__Instructions for the task__:
What is needed is a word-for-word copy of the records below.

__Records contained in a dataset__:
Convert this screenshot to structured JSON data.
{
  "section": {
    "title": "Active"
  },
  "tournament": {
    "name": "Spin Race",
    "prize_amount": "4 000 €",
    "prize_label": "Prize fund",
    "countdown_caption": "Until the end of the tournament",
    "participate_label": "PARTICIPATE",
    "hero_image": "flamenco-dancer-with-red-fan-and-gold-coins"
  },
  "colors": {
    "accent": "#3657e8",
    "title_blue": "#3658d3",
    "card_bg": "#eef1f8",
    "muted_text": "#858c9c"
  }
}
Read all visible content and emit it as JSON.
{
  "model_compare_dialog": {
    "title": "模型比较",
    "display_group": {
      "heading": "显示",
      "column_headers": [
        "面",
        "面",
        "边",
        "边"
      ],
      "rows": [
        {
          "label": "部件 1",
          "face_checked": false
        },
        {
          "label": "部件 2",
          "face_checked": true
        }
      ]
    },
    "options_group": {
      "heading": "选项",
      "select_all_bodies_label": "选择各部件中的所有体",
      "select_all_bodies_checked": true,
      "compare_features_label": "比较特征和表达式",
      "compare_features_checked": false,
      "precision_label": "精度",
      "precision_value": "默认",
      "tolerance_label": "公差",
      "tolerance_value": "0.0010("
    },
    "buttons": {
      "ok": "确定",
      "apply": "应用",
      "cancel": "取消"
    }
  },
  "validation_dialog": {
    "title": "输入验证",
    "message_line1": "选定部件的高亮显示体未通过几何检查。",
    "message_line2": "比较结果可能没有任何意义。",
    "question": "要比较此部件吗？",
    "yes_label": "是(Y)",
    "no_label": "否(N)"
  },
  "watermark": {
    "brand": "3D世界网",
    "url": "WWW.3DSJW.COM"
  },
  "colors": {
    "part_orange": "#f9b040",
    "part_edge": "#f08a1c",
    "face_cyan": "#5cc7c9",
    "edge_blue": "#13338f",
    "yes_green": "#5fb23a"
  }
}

__Task result__:
Convert this screenshot to structured JSON data.
{
  "section": {
    "title": "Active"
  },
  "tournament": {
    "name": "Spin Race",
    "prize_amount": "4 000 €",
    "prize_label": "Prize fund",
    "countdown_caption": "Until the end of the tournament",
    "participate_label": "PARTICIPATE",
    "hero_image": "flamenco-dancer-with-red-fan-and-gold-coins"
  },
  "colors": {
    "accent": "#3657e8",
    "title_blue": "#3658d3",
    "card_bg": "#eef1f8",
    "muted_text": "#858c9c"
  }
}
Read all visible content and emit it as JSON.
{
  "model_compare_dialog": {
    "title": "模型比较",
    "display_group": {
      "heading": "显示",
      "column_headers": [
        "面",
        "面",
        "边",
        "边"
      ],
      "rows": [
        {
          "label": "部件 1",
          "face_checked": false
        },
        {
          "label": "部件 2",
          "face_checked": true
        }
      ]
    },
    "options_group": {
      "heading": "选项",
      "select_all_bodies_label": "选择各部件中的所有体",
      "select_all_bodies_checked": true,
      "compare_features_label": "比较特征和表达式",
      "compare_features_checked": false,
      "precision_label": "精度",
      "precision_value": "默认",
      "tolerance_label": "公差",
      "tolerance_value": "0.0010("
    },
    "buttons": {
      "ok": "确定",
      "apply": "应用",
      "cancel": "取消"
    }
  },
  "validation_dialog": {
    "title": "输入验证",
    "message_line1": "选定部件的高亮显示体未通过几何检查。",
    "message_line2": "比较结果可能没有任何意义。",
    "question": "要比较此部件吗？",
    "yes_label": "是(Y)",
    "no_label": "否(N)"
  },
  "watermark": {
    "brand": "3D世界网",
    "url": "WWW.3DSJW.COM"
  },
  "colors": {
    "part_orange": "#f9b040",
    "part_edge": "#f08a1c",
    "face_cyan": "#5cc7c9",
    "edge_blue": "#13338f",
    "yes_green": "#5fb23a"
  }
}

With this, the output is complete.